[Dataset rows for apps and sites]
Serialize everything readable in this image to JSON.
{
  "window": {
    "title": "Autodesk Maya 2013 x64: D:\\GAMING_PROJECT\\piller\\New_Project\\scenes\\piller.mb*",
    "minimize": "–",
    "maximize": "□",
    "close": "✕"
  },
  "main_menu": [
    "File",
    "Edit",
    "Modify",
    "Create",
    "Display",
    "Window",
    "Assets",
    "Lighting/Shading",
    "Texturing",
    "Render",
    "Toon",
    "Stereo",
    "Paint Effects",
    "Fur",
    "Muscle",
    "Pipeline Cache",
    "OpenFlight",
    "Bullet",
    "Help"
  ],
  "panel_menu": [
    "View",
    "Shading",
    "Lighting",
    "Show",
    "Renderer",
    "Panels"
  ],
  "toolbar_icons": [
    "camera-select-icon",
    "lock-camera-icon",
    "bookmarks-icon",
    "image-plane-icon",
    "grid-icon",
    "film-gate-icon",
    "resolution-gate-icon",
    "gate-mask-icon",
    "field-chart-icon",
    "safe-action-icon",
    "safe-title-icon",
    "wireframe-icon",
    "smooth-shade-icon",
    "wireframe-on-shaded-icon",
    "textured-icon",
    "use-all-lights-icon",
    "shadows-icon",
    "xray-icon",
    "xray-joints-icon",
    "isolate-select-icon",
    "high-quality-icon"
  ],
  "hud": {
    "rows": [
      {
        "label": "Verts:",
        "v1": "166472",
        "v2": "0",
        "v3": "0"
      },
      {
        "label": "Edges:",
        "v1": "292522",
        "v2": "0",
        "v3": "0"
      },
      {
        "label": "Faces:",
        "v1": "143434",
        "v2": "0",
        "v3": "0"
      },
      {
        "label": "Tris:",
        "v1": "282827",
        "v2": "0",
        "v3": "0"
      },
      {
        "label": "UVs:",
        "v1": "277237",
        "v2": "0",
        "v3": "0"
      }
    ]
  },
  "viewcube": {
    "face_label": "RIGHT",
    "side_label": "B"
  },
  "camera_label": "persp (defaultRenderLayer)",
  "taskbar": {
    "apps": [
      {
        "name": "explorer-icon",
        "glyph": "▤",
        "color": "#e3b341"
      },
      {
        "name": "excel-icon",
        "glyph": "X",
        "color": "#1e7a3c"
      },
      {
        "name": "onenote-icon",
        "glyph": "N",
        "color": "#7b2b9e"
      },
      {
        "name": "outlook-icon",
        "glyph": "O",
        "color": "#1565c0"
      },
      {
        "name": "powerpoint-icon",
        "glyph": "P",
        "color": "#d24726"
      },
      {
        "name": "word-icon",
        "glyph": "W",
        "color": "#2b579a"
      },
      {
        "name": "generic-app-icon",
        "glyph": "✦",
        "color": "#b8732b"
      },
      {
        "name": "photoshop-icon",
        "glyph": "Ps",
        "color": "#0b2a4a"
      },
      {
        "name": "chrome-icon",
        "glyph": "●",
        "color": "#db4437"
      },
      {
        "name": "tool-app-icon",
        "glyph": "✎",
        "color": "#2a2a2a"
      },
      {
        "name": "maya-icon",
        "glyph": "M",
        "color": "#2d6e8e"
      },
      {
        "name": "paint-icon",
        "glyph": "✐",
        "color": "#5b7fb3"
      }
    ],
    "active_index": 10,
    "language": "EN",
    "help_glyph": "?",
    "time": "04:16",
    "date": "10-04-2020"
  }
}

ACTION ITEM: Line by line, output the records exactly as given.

SOLUTION TO THIS TASK:
Serialize everything readable in this image to JSON.
{
  "window": {
    "title": "Autodesk Maya 2013 x64: D:\\GAMING_PROJECT\\piller\\New_Project\\scenes\\piller.mb*",
    "minimize": "–",
    "maximize": "□",
    "close": "✕"
  },
  "main_menu": [
    "File",
    "Edit",
    "Modify",
    "Create",
    "Display",
    "Window",
    "Assets",
    "Lighting/Shading",
    "Texturing",
    "Render",
    "Toon",
    "Stereo",
    "Paint Effects",
    "Fur",
    "Muscle",
    "Pipeline Cache",
    "OpenFlight",
    "Bullet",
    "Help"
  ],
  "panel_menu": [
    "View",
    "Shading",
    "Lighting",
    "Show",
    "Renderer",
    "Panels"
  ],
  "toolbar_icons": [
    "camera-select-icon",
    "lock-camera-icon",
    "bookmarks-icon",
    "image-plane-icon",
    "grid-icon",
    "film-gate-icon",
    "resolution-gate-icon",
    "gate-mask-icon",
    "field-chart-icon",
    "safe-action-icon",
    "safe-title-icon",
    "wireframe-icon",
    "smooth-shade-icon",
    "wireframe-on-shaded-icon",
    "textured-icon",
    "use-all-lights-icon",
    "shadows-icon",
    "xray-icon",
    "xray-joints-icon",
    "isolate-select-icon",
    "high-quality-icon"
  ],
  "hud": {
    "rows": [
      {
        "label": "Verts:",
        "v1": "166472",
        "v2": "0",
        "v3": "0"
      },
      {
        "label": "Edges:",
        "v1": "292522",
        "v2": "0",
        "v3": "0"
      },
      {
        "label": "Faces:",
        "v1": "143434",
        "v2": "0",
        "v3": "0"
      },
      {
        "label": "Tris:",
        "v1": "282827",
        "v2": "0",
        "v3": "0"
      },
      {
        "label": "UVs:",
        "v1": "277237",
        "v2": "0",
        "v3": "0"
      }
    ]
  },
  "viewcube": {
    "face_label": "RIGHT",
    "side_label": "B"
  },
  "camera_label": "persp (defaultRenderLayer)",
  "taskbar": {
    "apps": [
      {
        "name": "explorer-icon",
        "glyph": "▤",
        "color": "#e3b341"
      },
      {
        "name": "excel-icon",
        "glyph": "X",
        "color": "#1e7a3c"
      },
      {
        "name": "onenote-icon",
        "glyph": "N",
        "color": "#7b2b9e"
      },
      {
        "name": "outlook-icon",
        "glyph": "O",
        "color": "#1565c0"
      },
      {
        "name": "powerpoint-icon",
        "glyph": "P",
        "color": "#d24726"
      },
      {
        "name": "word-icon",
        "glyph": "W",
        "color": "#2b579a"
      },
      {
        "name": "generic-app-icon",
        "glyph": "✦",
        "color": "#b8732b"
      },
      {
        "name": "photoshop-icon",
        "glyph": "Ps",
        "color": "#0b2a4a"
      },
      {
        "name": "chrome-icon",
        "glyph": "●",
        "color": "#db4437"
      },
      {
        "name": "tool-app-icon",
        "glyph": "✎",
        "color": "#2a2a2a"
      },
      {
        "name": "maya-icon",
        "glyph": "M",
        "color": "#2d6e8e"
      },
      {
        "name": "paint-icon",
        "glyph": "✐",
        "color": "#5b7fb3"
      }
    ],
    "active_index": 10,
    "language": "EN",
    "help_glyph": "?",
    "time": "04:16",
    "date": "10-04-2020"
  }
}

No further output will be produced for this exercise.